ALLEN PARK, Mich. -- Matthew Stafford doesn't believe he is any faster than a season ago. Didn't think he made any physical improvements, either. Doesn't think he is "any more jacked," either.
The sixth-year Detroit Lions quarterback is the same as he was physically. It is everywhere else, possibly, where the former No. 1 pick has changed.
Off the field, he became engaged to his longtime girlfriend, Kelly Hall. On the field, he also possibly engaged a bit more, having to learn a new offense and new terminology for the second time in his professional career.
It was that engagement on the field that caught new coach Jim Caldwell's attention almost immediately.
"He left this spring with I think a real solid understanding of what we're doing from an offensive standpoint," Caldwell said. "He came back this fall further ahead than when he left. That tells me that he studied.
"That he obviously dedicated himself to getting better and he's moving at a pretty rapid pace in terms of doing a lot of the nuances that come along with operating this particular offense."
It is this offense that gave some of the Lions some issues early on, from the longer terminology insisted upon by new offensive coordinator Joe Lombardi to the change in routes run from certain positions and how many yards a certain route is supposed to be run.
Stafford has apparently handled it all comfortably both in practice -- where he had an interception-less streak lasting almost two weeks -- and in his first real action, where he was 9 of 10 passing with his lone incompletion dropped by Reggie Bush.
"For me, the biggest challenge this offseason was trying to get the mastery of the playbook, the new system we have coming in," Stafford said. "So that's what I spent most of my time and effort on and with that comes new drops and new reads and things like that.
"I don't know if there's one thing that stands out to me. Just being an overall better player."
That had to happen, though, because Stafford realized from the day he stepped into the Lions facility in 2009 as the No. 1 overall pick the franchise would largely succeed or fail based on his play.
He looked at the commonalities among playoff teams and one of the things he noticed was the proficiency of the quarterbacks who made runs to conference championship games and Super Bowls. He understood he would have to attain a certain level in order to provide that for the Lions.
He said Tuesday he has always held himself to similar standards -- and his measure of that is the points the Lions score and how few turnovers he ends up responsible for. Those were numbers Detroit -- and Stafford -- struggled with in the latter half of 2013, when Stafford threw 13 touchdowns, 13 interceptions and had the No. 31 passer rating in the NFL over his final eight games.
His interpretation of high level -- something he clearly didn't achieve last season -- remains constant.
"It's tough to put numbers on it," Stafford said. "You just want to go out there and make good throws, make good decisions, limit turnovers, make sure we're in the right play every time if you can and with the team, that's the biggest thing."

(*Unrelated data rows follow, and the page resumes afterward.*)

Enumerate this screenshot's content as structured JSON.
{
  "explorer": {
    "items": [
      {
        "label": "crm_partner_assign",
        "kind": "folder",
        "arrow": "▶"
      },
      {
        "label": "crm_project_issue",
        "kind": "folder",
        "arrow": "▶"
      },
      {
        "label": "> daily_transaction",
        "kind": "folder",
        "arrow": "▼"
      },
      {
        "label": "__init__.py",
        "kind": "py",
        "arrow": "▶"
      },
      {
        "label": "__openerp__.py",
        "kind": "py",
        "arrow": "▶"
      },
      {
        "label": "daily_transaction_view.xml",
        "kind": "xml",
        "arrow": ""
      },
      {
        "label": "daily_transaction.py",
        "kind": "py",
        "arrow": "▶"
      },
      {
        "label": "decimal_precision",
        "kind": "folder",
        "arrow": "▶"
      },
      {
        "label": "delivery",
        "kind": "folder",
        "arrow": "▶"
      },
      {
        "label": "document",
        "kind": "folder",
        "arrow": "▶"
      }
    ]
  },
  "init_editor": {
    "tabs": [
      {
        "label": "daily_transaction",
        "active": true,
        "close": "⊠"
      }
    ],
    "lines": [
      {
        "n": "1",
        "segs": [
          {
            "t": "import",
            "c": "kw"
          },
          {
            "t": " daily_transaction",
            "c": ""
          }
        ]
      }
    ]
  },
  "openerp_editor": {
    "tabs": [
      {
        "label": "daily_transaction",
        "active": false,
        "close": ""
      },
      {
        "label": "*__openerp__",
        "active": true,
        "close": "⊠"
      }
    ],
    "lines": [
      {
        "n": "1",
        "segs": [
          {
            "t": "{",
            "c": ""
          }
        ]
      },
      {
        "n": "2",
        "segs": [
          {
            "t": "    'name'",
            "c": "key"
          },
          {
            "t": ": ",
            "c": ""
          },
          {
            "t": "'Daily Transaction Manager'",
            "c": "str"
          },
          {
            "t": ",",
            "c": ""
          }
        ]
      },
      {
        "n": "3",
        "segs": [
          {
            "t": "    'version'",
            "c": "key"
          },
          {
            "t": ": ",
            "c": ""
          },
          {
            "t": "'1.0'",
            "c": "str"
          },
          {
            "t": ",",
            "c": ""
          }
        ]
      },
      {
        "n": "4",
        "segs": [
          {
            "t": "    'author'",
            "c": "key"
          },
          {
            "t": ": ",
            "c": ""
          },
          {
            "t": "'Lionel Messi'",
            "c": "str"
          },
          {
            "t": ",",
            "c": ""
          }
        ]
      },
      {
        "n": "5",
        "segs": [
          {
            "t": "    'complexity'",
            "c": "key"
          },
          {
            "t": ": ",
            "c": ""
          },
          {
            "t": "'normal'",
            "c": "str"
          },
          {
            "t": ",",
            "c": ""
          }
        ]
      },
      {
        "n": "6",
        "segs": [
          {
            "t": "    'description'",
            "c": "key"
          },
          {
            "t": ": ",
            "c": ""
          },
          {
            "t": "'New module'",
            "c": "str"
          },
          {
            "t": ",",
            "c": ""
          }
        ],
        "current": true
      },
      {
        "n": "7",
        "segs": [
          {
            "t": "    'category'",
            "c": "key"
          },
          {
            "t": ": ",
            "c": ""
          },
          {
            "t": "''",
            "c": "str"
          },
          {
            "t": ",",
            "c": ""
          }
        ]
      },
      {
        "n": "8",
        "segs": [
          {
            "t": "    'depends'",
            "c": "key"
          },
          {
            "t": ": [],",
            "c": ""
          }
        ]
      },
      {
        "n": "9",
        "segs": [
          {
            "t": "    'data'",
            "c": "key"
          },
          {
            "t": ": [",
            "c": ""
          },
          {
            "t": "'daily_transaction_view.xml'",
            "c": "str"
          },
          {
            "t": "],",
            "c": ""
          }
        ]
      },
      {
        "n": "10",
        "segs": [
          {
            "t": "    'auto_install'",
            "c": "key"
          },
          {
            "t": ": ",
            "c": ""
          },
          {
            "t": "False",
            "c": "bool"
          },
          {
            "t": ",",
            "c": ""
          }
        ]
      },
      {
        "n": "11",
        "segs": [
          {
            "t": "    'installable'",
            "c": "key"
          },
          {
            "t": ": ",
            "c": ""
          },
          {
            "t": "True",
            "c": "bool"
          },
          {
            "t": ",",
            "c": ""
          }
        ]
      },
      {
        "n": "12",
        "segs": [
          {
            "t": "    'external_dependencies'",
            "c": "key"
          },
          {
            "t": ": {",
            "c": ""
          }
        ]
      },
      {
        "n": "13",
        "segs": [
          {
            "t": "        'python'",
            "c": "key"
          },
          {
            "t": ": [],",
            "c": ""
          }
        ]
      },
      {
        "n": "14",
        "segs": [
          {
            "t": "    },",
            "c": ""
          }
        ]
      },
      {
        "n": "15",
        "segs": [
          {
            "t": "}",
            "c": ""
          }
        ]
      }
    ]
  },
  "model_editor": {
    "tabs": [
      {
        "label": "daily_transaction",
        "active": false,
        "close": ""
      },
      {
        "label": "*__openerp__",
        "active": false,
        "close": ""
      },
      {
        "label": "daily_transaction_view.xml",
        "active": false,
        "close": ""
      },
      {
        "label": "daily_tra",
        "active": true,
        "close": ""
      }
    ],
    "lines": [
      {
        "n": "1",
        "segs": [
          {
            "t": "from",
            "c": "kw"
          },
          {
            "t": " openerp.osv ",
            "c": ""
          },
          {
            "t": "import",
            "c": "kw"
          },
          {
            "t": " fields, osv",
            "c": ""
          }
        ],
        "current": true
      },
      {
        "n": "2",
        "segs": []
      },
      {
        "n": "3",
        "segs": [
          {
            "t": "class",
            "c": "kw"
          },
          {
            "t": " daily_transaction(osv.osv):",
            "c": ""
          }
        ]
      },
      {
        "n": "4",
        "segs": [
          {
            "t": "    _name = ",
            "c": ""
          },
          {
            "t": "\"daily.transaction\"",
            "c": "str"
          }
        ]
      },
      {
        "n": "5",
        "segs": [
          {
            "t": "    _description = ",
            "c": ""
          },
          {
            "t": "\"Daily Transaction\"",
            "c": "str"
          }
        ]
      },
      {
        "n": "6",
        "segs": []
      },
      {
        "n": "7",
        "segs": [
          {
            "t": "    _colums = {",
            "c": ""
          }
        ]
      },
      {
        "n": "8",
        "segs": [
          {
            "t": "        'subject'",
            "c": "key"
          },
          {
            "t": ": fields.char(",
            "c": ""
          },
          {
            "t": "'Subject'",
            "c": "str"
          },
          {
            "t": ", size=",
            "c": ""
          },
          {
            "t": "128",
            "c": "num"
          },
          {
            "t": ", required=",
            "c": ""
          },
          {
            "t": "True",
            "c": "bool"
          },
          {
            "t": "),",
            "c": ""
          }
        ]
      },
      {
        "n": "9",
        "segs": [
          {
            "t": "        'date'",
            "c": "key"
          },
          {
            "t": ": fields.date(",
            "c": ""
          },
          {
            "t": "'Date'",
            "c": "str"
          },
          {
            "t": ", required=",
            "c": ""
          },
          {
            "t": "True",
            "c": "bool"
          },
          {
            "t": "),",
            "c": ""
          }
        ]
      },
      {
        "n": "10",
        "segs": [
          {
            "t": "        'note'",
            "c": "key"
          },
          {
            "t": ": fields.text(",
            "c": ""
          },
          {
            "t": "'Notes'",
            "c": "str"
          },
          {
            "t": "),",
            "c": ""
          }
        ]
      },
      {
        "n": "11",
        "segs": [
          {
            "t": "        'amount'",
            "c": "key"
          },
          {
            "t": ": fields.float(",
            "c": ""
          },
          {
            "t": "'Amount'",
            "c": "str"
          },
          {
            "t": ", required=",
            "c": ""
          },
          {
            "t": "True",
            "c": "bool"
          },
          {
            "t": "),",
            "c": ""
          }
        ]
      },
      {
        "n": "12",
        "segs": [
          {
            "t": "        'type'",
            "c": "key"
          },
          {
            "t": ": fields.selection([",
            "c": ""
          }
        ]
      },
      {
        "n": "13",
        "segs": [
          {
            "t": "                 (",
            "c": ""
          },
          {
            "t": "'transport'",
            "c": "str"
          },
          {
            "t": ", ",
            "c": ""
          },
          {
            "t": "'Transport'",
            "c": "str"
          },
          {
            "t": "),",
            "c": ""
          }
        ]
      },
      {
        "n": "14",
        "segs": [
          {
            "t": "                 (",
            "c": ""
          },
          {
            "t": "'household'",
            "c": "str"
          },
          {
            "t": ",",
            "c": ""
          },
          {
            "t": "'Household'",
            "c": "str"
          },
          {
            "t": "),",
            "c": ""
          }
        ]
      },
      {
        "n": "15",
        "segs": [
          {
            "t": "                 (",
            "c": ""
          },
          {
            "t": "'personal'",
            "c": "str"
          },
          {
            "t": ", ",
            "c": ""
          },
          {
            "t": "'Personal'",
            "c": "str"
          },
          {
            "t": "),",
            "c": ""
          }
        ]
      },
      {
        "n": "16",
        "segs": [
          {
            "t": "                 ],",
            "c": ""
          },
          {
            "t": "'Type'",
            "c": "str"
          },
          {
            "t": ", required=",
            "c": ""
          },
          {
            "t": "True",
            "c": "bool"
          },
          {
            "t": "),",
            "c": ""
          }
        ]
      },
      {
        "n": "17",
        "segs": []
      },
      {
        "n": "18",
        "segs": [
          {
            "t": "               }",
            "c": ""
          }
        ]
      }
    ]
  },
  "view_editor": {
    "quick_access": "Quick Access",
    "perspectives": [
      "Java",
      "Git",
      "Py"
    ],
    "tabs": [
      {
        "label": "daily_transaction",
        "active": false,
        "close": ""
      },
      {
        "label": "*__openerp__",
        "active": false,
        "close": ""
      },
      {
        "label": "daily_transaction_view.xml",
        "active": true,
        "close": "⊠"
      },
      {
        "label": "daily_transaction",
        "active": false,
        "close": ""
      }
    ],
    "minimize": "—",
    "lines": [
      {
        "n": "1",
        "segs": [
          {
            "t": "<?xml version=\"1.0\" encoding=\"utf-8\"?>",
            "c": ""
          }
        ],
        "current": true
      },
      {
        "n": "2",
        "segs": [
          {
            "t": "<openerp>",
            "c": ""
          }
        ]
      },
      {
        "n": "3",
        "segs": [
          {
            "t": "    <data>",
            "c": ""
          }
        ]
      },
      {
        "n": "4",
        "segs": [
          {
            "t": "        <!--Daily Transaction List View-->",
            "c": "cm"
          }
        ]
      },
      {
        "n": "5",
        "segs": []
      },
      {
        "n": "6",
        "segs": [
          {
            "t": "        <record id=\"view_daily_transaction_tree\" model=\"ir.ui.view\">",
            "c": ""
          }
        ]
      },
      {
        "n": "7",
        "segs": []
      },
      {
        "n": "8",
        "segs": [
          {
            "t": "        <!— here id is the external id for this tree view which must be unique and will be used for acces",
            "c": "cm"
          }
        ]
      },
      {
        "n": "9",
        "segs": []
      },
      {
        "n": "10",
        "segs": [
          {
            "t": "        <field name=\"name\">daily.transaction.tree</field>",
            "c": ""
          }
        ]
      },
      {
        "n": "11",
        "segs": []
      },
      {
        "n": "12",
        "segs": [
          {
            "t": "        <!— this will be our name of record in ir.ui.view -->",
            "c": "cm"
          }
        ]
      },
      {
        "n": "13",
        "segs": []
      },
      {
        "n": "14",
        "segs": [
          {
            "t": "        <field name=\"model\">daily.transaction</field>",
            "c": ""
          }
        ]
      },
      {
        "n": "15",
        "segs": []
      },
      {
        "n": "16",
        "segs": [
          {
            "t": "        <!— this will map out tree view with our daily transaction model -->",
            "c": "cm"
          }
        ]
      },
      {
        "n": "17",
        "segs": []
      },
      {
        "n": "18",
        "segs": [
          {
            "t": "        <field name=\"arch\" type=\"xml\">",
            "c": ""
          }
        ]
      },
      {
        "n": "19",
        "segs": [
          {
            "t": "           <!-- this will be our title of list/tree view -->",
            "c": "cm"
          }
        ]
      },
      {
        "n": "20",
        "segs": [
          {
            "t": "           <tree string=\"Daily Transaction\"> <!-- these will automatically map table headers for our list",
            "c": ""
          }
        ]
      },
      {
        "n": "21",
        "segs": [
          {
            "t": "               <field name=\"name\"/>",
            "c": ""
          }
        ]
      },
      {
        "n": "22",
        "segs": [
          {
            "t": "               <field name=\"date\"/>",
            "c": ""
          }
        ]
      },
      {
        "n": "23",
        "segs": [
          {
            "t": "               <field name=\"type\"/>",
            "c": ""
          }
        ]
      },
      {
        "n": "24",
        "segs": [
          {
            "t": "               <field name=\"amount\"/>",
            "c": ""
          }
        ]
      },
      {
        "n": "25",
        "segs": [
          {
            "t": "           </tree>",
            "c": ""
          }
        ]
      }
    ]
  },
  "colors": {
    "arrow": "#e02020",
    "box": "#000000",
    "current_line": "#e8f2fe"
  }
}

If he does that, then he should have a season closer to 2011, when he was considered one of the brighter young quarterbacks in the NFL. Stafford may still be young from an age standpoint at 26, but he is also entering the prime of his career.
Six seasons in and the Lions shouldn't see the same movie from Stafford as they did last season. After the supposed improvements his new coaches made, they should see a sleeker, sharper version. The early results have indicated this as well.
"He's worked at it extremely hard," Caldwell said. "Often times you'll find guys will look for an excuse why they weren't as effective in certain phases. Hey we got a new system, it's real tough, learning curve is a little difficult. He's made none of those.
"He came out, he's worked, he's functioned and he's gotten better as a result of that and I look forward to him just keep improving."